- "Muscle atrophy after total knee arthroplasty: a systematic review." J Orthop Res. 2014 Jul;32(7):937-44
- Nishizaki, K. et al. "Effects of supplementation with a combination of β-hydroxy-β-methyl butyrate, L-arginine, and L-glutamine on postoperative recovery of quadriceps muscle strength after total knee arthroplasty." Journal of Orthopaedic Surgery and Research (2018) 13:39
- Dreyer, H.C.; Strycker, L.A.; Senesac, H.A.; Hocker, A.D.; Smolkowski, K.; Shah, S.N.; Jewett, B.A. Essential amino acid supplementation in patients following total knee arthroplasty. J. Clin. Invest. 2013, 123, 4654–4666.
- Dreyer, H.C.; Owen, E.C.; Strycker, L.A.; Smolkowski, K.; Muyskens, J.B.; Kirkpatrick, T.K.; Christie, A.D.; Kuehl, K.S.; Lantz, B.A.; Shah, S.N.; et al. Essential Amino Acid Supplementation Mitigates Muscle Atrophy After Total Knee Arthroplasty: A Randomized, Double-Blind, Placebo-Controlled Trial. JBJS 2019
- Ueyama,H, N. Kanemoto,Y. Minoda,Y. Taniguchi,H. Nakamura 2020 Chitranjan S. Ranawat Award:Perioperative essential amino acid supplementation suppresses rectus femoris muscle atrophy and accelerates early functional recovery following total knee arthroplasty A prospective double-blind randomized controlled trial 2020 Bone Joint J
- Hiroo M, Koji S, Syunji K. The knee muscle strength and physical functions after total knee arthroplasty. Kurume Med J. 2012;75:391-7.
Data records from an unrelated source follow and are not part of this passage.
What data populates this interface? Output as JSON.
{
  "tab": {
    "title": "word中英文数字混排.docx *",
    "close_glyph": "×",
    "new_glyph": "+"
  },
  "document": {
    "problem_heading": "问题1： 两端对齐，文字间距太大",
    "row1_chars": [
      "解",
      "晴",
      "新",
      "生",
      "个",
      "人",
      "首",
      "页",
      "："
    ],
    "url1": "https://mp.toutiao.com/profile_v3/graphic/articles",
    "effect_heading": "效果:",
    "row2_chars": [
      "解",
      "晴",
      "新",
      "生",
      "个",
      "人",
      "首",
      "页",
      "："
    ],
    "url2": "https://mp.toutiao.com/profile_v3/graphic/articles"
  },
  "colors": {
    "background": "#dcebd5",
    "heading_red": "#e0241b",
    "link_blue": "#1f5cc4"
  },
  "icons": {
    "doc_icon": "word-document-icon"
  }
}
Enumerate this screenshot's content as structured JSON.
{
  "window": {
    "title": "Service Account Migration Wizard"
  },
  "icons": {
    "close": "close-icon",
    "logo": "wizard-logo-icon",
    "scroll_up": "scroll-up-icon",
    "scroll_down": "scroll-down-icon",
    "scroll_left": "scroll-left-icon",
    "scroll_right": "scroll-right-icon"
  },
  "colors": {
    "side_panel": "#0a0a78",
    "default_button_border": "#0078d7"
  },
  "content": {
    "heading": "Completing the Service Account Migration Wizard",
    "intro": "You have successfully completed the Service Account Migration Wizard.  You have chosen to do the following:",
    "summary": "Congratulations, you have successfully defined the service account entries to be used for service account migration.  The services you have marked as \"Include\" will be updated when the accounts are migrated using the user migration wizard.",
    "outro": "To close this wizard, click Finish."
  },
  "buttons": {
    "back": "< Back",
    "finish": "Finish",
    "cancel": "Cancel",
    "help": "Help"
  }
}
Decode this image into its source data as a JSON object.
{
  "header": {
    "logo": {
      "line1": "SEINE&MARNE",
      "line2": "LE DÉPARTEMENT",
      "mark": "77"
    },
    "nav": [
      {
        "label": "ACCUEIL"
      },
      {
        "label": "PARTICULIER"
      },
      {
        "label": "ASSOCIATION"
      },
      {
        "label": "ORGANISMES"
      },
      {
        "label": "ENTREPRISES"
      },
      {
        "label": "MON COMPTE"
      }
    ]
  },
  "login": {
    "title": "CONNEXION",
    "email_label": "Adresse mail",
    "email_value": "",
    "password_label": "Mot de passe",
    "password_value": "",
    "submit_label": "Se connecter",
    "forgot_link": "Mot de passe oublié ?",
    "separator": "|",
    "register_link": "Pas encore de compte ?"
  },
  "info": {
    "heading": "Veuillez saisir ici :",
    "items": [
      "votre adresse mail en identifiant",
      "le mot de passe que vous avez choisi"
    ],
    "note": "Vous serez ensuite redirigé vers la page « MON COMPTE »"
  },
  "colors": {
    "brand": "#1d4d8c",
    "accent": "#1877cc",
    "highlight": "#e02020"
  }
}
- Hirsch KR, Wolfe RR, Ferrando AA. "Pre- and post-surgical nutrition for preservation of muscle mass, strength, and functionality following orthopedic surgery." Nutrients. 2021;13(5):1675.